• **Exercise details**
What is needed here is an exact reprint of every record below.

(Data supplied begins)

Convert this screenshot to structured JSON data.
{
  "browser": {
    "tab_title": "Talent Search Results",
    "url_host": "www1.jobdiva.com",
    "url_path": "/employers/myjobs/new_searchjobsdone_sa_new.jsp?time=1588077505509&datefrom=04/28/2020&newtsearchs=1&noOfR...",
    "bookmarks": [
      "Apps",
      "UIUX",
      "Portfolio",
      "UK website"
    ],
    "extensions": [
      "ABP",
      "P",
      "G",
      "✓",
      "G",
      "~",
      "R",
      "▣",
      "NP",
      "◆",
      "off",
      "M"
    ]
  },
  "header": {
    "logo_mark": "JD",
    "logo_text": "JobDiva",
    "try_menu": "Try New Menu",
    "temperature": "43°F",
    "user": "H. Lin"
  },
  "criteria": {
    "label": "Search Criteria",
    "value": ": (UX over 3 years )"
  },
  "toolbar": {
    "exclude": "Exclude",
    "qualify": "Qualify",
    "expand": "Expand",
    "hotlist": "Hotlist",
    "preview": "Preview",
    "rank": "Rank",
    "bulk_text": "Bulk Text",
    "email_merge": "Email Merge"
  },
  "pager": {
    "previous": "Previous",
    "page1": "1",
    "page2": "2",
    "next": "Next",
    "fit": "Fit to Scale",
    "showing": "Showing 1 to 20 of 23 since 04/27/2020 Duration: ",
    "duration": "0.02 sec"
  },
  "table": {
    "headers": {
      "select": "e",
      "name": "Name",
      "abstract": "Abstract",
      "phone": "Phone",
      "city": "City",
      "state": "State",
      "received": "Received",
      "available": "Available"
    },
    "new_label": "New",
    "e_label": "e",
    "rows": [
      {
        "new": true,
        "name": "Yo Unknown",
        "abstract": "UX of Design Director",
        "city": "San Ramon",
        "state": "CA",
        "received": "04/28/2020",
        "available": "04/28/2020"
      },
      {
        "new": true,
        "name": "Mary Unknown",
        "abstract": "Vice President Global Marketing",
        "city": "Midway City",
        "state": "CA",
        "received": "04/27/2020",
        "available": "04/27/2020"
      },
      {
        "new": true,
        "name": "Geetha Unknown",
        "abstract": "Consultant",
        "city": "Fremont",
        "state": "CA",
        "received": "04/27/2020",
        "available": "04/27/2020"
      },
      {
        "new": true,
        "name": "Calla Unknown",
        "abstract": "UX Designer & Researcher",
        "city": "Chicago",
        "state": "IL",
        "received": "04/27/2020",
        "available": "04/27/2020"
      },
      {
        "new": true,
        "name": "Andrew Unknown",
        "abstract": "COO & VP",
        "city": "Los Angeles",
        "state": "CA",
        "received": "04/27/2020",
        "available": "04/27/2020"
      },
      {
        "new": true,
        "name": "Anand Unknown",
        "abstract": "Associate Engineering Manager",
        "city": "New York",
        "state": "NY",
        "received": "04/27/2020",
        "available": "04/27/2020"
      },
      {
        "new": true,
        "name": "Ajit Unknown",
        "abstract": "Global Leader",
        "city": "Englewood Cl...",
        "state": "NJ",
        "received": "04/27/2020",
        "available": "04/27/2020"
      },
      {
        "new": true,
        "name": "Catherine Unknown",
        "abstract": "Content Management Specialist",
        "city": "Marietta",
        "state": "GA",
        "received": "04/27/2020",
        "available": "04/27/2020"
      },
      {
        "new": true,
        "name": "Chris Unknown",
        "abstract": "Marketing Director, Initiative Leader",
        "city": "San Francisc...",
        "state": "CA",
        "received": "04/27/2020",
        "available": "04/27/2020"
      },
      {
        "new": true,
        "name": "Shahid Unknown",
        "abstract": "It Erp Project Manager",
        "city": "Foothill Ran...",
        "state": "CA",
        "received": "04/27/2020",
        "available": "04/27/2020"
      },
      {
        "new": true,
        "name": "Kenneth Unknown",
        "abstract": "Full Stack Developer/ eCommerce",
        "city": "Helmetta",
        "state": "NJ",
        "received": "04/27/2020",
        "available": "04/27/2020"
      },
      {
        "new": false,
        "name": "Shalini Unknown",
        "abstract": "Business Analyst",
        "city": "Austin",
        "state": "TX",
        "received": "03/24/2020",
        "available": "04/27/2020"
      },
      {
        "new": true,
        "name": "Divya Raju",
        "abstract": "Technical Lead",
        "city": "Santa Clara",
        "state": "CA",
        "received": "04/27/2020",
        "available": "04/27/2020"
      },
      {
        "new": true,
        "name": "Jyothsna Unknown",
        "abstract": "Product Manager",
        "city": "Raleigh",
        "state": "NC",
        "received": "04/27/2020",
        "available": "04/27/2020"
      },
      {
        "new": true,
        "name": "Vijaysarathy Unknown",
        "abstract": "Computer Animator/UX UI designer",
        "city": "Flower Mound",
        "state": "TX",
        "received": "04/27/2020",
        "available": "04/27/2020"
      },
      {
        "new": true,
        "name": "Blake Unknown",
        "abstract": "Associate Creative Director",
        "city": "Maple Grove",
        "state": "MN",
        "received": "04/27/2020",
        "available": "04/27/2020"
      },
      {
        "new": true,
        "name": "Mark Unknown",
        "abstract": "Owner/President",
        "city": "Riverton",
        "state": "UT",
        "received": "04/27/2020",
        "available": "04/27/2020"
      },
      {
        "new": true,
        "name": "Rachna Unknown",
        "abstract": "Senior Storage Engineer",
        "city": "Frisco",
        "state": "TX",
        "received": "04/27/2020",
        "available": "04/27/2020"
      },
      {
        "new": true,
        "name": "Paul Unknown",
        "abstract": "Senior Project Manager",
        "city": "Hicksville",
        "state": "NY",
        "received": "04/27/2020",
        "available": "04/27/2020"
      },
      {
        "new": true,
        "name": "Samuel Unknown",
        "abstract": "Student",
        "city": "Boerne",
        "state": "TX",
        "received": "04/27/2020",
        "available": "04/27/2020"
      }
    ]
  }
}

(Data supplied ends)

• **Answer space**
Convert this screenshot to structured JSON data.
{
  "browser": {
    "tab_title": "Talent Search Results",
    "url_host": "www1.jobdiva.com",
    "url_path": "/employers/myjobs/new_searchjobsdone_sa_new.jsp?time=1588077505509&datefrom=04/28/2020&newtsearchs=1&noOfR...",
    "bookmarks": [
      "Apps",
      "UIUX",
      "Portfolio",
      "UK website"
    ],
    "extensions": [
      "ABP",
      "P",
      "G",
      "✓",
      "G",
      "~",
      "R",
      "▣",
      "NP",
      "◆",
      "off",
      "M"
    ]
  },
  "header": {
    "logo_mark": "JD",
    "logo_text": "JobDiva",
    "try_menu": "Try New Menu",
    "temperature": "43°F",
    "user": "H. Lin"
  },
  "criteria": {
    "label": "Search Criteria",
    "value": ": (UX over 3 years )"
  },
  "toolbar": {
    "exclude": "Exclude",
    "qualify": "Qualify",
    "expand": "Expand",
    "hotlist": "Hotlist",
    "preview": "Preview",
    "rank": "Rank",
    "bulk_text": "Bulk Text",
    "email_merge": "Email Merge"
  },
  "pager": {
    "previous": "Previous",
    "page1": "1",
    "page2": "2",
    "next": "Next",
    "fit": "Fit to Scale",
    "showing": "Showing 1 to 20 of 23 since 04/27/2020 Duration: ",
    "duration": "0.02 sec"
  },
  "table": {
    "headers": {
      "select": "e",
      "name": "Name",
      "abstract": "Abstract",
      "phone": "Phone",
      "city": "City",
      "state": "State",
      "received": "Received",
      "available": "Available"
    },
    "new_label": "New",
    "e_label": "e",
    "rows": [
      {
        "new": true,
        "name": "Yo Unknown",
        "abstract": "UX of Design Director",
        "city": "San Ramon",
        "state": "CA",
        "received": "04/28/2020",
        "available": "04/28/2020"
      },
      {
        "new": true,
        "name": "Mary Unknown",
        "abstract": "Vice President Global Marketing",
        "city": "Midway City",
        "state": "CA",
        "received": "04/27/2020",
        "available": "04/27/2020"
      },
      {
        "new": true,
        "name": "Geetha Unknown",
        "abstract": "Consultant",
        "city": "Fremont",
        "state": "CA",
        "received": "04/27/2020",
        "available": "04/27/2020"
      },
      {
        "new": true,
        "name": "Calla Unknown",
        "abstract": "UX Designer & Researcher",
        "city": "Chicago",
        "state": "IL",
        "received": "04/27/2020",
        "available": "04/27/2020"
      },
      {
        "new": true,
        "name": "Andrew Unknown",
        "abstract": "COO & VP",
        "city": "Los Angeles",
        "state": "CA",
        "received": "04/27/2020",
        "available": "04/27/2020"
      },
      {
        "new": true,
        "name": "Anand Unknown",
        "abstract": "Associate Engineering Manager",
        "city": "New York",
        "state": "NY",
        "received": "04/27/2020",
        "available": "04/27/2020"
      },
      {
        "new": true,
        "name": "Ajit Unknown",
        "abstract": "Global Leader",
        "city": "Englewood Cl...",
        "state": "NJ",
        "received": "04/27/2020",
        "available": "04/27/2020"
      },
      {
        "new": true,
        "name": "Catherine Unknown",
        "abstract": "Content Management Specialist",
        "city": "Marietta",
        "state": "GA",
        "received": "04/27/2020",
        "available": "04/27/2020"
      },
      {
        "new": true,
        "name": "Chris Unknown",
        "abstract": "Marketing Director, Initiative Leader",
        "city": "San Francisc...",
        "state": "CA",
        "received": "04/27/2020",
        "available": "04/27/2020"
      },
      {
        "new": true,
        "name": "Shahid Unknown",
        "abstract": "It Erp Project Manager",
        "city": "Foothill Ran...",
        "state": "CA",
        "received": "04/27/2020",
        "available": "04/27/2020"
      },
      {
        "new": true,
        "name": "Kenneth Unknown",
        "abstract": "Full Stack Developer/ eCommerce",
        "city": "Helmetta",
        "state": "NJ",
        "received": "04/27/2020",
        "available": "04/27/2020"
      },
      {
        "new": false,
        "name": "Shalini Unknown",
        "abstract": "Business Analyst",
        "city": "Austin",
        "state": "TX",
        "received": "03/24/2020",
        "available": "04/27/2020"
      },
      {
        "new": true,
        "name": "Divya Raju",
        "abstract": "Technical Lead",
        "city": "Santa Clara",
        "state": "CA",
        "received": "04/27/2020",
        "available": "04/27/2020"
      },
      {
        "new": true,
        "name": "Jyothsna Unknown",
        "abstract": "Product Manager",
        "city": "Raleigh",
        "state": "NC",
        "received": "04/27/2020",
        "available": "04/27/2020"
      },
      {
        "new": true,
        "name": "Vijaysarathy Unknown",
        "abstract": "Computer Animator/UX UI designer",
        "city": "Flower Mound",
        "state": "TX",
        "received": "04/27/2020",
        "available": "04/27/2020"
      },
      {
        "new": true,
        "name": "Blake Unknown",
        "abstract": "Associate Creative Director",
        "city": "Maple Grove",
        "state": "MN",
        "received": "04/27/2020",
        "available": "04/27/2020"
      },
      {
        "new": true,
        "name": "Mark Unknown",
        "abstract": "Owner/President",
        "city": "Riverton",
        "state": "UT",
        "received": "04/27/2020",
        "available": "04/27/2020"
      },
      {
        "new": true,
        "name": "Rachna Unknown",
        "abstract": "Senior Storage Engineer",
        "city": "Frisco",
        "state": "TX",
        "received": "04/27/2020",
        "available": "04/27/2020"
      },
      {
        "new": true,
        "name": "Paul Unknown",
        "abstract": "Senior Project Manager",
        "city": "Hicksville",
        "state": "NY",
        "received": "04/27/2020",
        "available": "04/27/2020"
      },
      {
        "new": true,
        "name": "Samuel Unknown",
        "abstract": "Student",
        "city": "Boerne",
        "state": "TX",
        "received": "04/27/2020",
        "available": "04/27/2020"
      }
    ]
  }
}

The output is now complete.